A man that's been in a coma for the past 15 years has finally started showing signs of consciousness after getting a new nerve implant. The 35-year-old man received a new piece of technology that's going to allow him to track different objects with his eyes as well as being able to respond to some simple requests.
This new type of treatment is challenging the current beliefs that if a patient has been in a persistent vegetative state for more than 12 months, there is little to no hope of them ever being able to recover consciousness. The patient in question sustained very severe brain injuries during a car accident and has been unaware of the surrounding world ever since. However, when he received the implant, which stimulates the vagus nerve that travels to the brain stem, the patient seemed to slowly start going back to a state of consciousness.

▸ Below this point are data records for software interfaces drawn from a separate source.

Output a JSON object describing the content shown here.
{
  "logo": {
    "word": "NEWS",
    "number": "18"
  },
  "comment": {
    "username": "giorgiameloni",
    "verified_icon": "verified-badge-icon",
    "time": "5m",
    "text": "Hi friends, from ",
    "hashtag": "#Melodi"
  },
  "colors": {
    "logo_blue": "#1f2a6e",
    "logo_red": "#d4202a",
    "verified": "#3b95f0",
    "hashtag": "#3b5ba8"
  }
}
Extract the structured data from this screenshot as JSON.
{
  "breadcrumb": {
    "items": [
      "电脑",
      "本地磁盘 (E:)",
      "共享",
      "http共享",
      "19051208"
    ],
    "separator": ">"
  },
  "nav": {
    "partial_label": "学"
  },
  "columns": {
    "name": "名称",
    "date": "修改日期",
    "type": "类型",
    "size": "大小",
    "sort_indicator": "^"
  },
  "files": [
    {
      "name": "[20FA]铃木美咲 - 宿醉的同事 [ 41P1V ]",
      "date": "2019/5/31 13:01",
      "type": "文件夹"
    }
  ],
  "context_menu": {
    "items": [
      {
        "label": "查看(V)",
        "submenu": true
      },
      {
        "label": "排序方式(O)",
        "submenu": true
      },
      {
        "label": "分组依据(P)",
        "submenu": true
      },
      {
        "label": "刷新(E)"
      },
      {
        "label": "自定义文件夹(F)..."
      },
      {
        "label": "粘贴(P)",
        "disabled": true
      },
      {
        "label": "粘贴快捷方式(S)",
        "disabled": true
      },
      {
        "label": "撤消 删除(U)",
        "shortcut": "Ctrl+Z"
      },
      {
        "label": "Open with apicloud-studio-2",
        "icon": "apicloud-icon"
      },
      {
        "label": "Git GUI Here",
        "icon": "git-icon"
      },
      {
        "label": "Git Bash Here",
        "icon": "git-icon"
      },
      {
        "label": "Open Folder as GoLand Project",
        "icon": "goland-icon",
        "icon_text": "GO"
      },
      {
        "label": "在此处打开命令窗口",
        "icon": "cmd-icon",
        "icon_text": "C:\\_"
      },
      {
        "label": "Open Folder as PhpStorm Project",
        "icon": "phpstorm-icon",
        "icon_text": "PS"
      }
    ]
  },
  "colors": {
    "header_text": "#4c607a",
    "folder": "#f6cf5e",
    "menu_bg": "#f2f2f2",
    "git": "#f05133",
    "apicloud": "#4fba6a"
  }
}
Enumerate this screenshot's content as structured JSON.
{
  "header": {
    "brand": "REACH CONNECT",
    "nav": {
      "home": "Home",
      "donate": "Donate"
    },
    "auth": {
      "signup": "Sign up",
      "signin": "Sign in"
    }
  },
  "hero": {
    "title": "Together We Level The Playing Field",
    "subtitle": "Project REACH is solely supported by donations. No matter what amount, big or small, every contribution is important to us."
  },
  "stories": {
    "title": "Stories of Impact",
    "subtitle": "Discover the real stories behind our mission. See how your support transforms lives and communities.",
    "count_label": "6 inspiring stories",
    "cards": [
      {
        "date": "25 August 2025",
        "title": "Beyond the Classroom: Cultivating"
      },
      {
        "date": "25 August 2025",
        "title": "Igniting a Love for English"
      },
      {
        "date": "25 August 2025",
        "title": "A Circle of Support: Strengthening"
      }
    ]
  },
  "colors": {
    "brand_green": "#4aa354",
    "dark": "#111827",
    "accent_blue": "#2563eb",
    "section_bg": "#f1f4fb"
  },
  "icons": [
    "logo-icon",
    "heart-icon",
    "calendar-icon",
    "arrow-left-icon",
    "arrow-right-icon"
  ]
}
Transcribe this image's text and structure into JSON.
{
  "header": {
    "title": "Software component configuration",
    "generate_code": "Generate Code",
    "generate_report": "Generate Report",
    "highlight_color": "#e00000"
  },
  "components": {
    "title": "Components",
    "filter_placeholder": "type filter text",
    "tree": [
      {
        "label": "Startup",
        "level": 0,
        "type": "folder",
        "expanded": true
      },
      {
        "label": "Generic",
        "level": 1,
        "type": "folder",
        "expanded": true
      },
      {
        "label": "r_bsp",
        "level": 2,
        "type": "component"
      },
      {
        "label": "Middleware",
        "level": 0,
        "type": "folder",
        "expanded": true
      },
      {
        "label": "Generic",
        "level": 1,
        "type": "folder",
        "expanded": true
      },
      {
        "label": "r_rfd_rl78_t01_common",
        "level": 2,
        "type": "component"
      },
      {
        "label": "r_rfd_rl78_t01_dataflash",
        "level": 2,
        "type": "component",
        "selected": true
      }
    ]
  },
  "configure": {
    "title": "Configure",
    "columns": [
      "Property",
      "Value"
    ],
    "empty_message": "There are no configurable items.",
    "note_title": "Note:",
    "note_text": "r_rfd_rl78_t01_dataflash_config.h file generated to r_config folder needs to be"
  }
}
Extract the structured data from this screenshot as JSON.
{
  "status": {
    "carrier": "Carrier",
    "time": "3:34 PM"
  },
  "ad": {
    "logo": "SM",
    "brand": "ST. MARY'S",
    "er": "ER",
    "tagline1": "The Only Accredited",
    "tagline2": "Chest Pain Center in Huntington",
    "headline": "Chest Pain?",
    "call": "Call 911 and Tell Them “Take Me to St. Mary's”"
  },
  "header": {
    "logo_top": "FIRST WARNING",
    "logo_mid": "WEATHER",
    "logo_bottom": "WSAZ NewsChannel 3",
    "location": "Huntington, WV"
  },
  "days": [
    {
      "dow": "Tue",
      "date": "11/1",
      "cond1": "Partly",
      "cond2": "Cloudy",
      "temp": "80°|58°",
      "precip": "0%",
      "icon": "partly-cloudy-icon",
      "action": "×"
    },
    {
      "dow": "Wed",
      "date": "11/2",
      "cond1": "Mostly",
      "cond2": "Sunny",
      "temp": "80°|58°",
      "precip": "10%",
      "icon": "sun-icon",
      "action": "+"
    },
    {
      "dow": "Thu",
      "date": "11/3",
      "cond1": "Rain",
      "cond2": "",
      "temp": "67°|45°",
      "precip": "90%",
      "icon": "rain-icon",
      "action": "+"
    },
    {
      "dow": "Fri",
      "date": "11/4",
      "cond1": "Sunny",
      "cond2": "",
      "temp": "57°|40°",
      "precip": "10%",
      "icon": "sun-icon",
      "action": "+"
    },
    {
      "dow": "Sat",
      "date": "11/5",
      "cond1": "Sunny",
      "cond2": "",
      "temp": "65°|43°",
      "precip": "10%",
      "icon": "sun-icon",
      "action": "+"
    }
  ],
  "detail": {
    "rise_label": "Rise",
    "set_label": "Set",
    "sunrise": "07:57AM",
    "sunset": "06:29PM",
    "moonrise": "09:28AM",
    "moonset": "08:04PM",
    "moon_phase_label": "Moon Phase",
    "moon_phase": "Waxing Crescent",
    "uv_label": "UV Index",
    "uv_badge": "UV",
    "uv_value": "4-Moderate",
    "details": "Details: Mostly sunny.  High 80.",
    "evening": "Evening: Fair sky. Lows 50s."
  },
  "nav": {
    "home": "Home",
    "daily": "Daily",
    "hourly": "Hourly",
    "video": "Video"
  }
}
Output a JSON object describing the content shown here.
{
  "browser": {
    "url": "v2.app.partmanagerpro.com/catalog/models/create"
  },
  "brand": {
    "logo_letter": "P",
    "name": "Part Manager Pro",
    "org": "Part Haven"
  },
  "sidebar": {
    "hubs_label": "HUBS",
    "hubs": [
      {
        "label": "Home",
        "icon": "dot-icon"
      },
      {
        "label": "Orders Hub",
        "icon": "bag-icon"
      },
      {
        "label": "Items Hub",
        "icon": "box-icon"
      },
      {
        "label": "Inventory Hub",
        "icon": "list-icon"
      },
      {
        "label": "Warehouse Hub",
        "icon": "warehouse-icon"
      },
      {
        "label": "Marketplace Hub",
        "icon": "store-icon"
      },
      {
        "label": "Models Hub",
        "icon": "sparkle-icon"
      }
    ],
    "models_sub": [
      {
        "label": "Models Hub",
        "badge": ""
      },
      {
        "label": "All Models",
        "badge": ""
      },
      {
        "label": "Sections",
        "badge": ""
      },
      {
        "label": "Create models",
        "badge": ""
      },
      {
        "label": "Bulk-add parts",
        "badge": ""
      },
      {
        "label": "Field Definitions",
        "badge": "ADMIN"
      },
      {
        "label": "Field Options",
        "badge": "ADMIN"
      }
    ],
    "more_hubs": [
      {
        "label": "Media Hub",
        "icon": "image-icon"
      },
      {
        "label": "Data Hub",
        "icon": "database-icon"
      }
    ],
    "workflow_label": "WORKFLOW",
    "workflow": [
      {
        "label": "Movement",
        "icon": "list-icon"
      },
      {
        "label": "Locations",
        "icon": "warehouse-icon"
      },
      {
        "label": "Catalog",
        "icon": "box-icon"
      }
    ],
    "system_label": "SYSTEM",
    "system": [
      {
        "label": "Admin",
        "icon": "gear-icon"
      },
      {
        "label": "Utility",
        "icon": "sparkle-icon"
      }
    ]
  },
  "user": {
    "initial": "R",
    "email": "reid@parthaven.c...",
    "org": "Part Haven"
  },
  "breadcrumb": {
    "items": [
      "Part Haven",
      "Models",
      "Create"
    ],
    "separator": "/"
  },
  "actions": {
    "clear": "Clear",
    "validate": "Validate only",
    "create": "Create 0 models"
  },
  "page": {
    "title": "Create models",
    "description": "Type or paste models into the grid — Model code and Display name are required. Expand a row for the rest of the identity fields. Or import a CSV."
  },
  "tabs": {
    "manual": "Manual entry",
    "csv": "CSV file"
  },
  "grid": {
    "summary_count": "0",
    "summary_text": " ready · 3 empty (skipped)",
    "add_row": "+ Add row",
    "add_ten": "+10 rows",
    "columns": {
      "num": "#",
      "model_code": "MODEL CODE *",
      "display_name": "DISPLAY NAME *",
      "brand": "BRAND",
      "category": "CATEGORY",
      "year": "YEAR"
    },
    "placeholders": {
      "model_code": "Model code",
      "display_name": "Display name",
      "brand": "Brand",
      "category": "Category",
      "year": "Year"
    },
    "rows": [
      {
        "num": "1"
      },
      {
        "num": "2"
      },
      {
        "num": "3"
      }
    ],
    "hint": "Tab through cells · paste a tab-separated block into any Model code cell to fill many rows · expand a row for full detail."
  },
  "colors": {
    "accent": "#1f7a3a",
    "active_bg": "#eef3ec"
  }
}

The patient later managed to regain consciousness and did, in fact, start tracking various objects with his eyes, and he was also able to read a story. Then, when the examiner suddenly moved her head closer to the man's, he opened his eyes in surprise. The man also managed to respond to some of the simple requests that the examiner made, like turning his head to the side, even though it took him about a minute to do so.
Niels Birbaumer, who's a pioneer of brain-computer interfaces and works at the University of Tübingen, helps patients that have neurological disorders to communicate more easily, said that the findings from the brain implant are now raising some serious ethical questions, specifically regarding the 12-month PVS period.
The work for this treatment was done at the Institut des Sciences Cognitives Marc Jeannerod in Lyon, France, and Angela Sirigu, who led the project stated the patient is still paralyzed and unable to talk, but he is still able to respond. In the treatment, they targeted the vagus nerve, that connects the brain to practically all of the body's vital organs, and starts from the brain stem, down the sides of the neck, then goes across the chest to the abdomen. And in the brain, it's linked to two regions that are currently known to take part in consciousness and alertness. The surgery to insert the implant took about 20 minutes and was inserted in the neck, around this nerve. Then, the patient was stimulated for a month, during which time he started shifting into a state of minimal consciousness until he fully woke up. The best part about these types of treatments is that there have been many improvements for these types of patients in the last decade, by using different forms of brain-computer interfaces.